Your task ▸
Below are lines of data; give the number of them that contain "document", and only that.

Data for this task ▸
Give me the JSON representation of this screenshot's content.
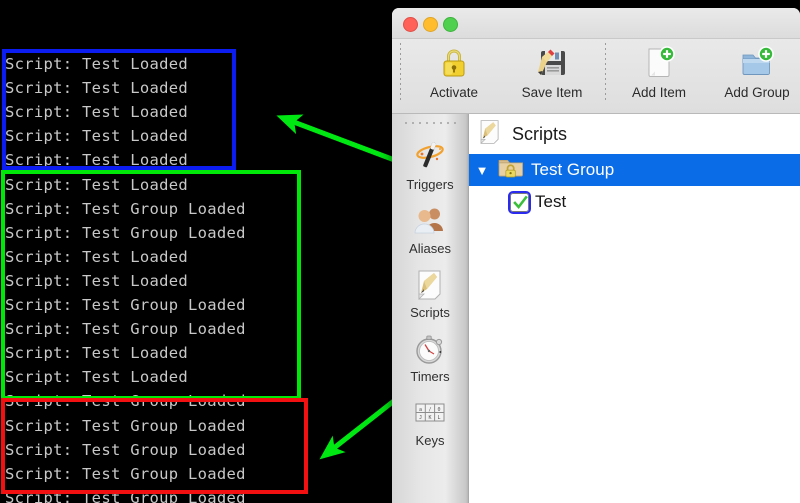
{
  "terminal": {
    "background": "#000000",
    "text_color": "#c8c8c8",
    "lines": [
      {
        "text": "Script: Test Loaded",
        "group": "blue"
      },
      {
        "text": "Script: Test Loaded",
        "group": "blue"
      },
      {
        "text": "Script: Test Loaded",
        "group": "blue"
      },
      {
        "text": "Script: Test Loaded",
        "group": "blue"
      },
      {
        "text": "Script: Test Loaded",
        "group": "blue"
      },
      {
        "text": "Script: Test Loaded",
        "group": "green"
      },
      {
        "text": "Script: Test Group Loaded",
        "group": "green"
      },
      {
        "text": "Script: Test Group Loaded",
        "group": "green"
      },
      {
        "text": "Script: Test Loaded",
        "group": "green"
      },
      {
        "text": "Script: Test Loaded",
        "group": "green"
      },
      {
        "text": "Script: Test Group Loaded",
        "group": "green"
      },
      {
        "text": "Script: Test Group Loaded",
        "group": "green"
      },
      {
        "text": "Script: Test Loaded",
        "group": "green"
      },
      {
        "text": "Script: Test Loaded",
        "group": "green"
      },
      {
        "text": "Script: Test Group Loaded",
        "group": "green"
      },
      {
        "text": "Script: Test Group Loaded",
        "group": "red"
      },
      {
        "text": "Script: Test Group Loaded",
        "group": "red"
      },
      {
        "text": "Script: Test Group Loaded",
        "group": "red"
      },
      {
        "text": "Script: Test Group Loaded",
        "group": "red"
      }
    ]
  },
  "annotations": {
    "boxes": [
      {
        "name": "blue-highlight-box",
        "color": "#0b1df0"
      },
      {
        "name": "green-highlight-box",
        "color": "#00e808"
      },
      {
        "name": "red-highlight-box",
        "color": "#f21010"
      }
    ],
    "arrow_color": "#00e812",
    "arrows": [
      {
        "name": "arrow-test-item-to-blue-box",
        "from": "Test checkbox row",
        "to": "blue highlight box"
      },
      {
        "name": "arrow-test-group-to-red-box",
        "from": "Test Group row",
        "to": "red highlight box"
      }
    ]
  },
  "window": {
    "traffic_lights": {
      "close": "close-button",
      "minimize": "minimize-button",
      "maximize": "maximize-button"
    },
    "toolbar": {
      "items": [
        {
          "label": "Activate",
          "icon": "lock-icon"
        },
        {
          "label": "Save Item",
          "icon": "save-floppy-pencil-icon"
        },
        {
          "label": "Add Item",
          "icon": "document-plus-icon"
        },
        {
          "label": "Add Group",
          "icon": "folder-plus-icon"
        }
      ]
    },
    "sidebar": {
      "items": [
        {
          "label": "Triggers",
          "icon": "magic-wand-icon"
        },
        {
          "label": "Aliases",
          "icon": "people-icon"
        },
        {
          "label": "Scripts",
          "icon": "document-pencil-icon"
        },
        {
          "label": "Timers",
          "icon": "stopwatch-icon"
        },
        {
          "label": "Keys",
          "icon": "keyboard-icon"
        }
      ]
    },
    "list": {
      "header": {
        "title": "Scripts",
        "icon": "document-pencil-icon"
      },
      "rows": [
        {
          "label": "Test Group",
          "icon": "folder-lock-icon",
          "selected": true,
          "disclosure": "▼",
          "level": 0
        },
        {
          "label": "Test",
          "icon": "checkbox-checked-icon",
          "selected": false,
          "disclosure": "",
          "level": 1
        }
      ]
    },
    "colors": {
      "selection_blue": "#0b6ce8",
      "checkbox_focus_ring": "#2b2bf0",
      "checkmark_green": "#3bbf3b"
    }
  }
}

Problem solution ▸
3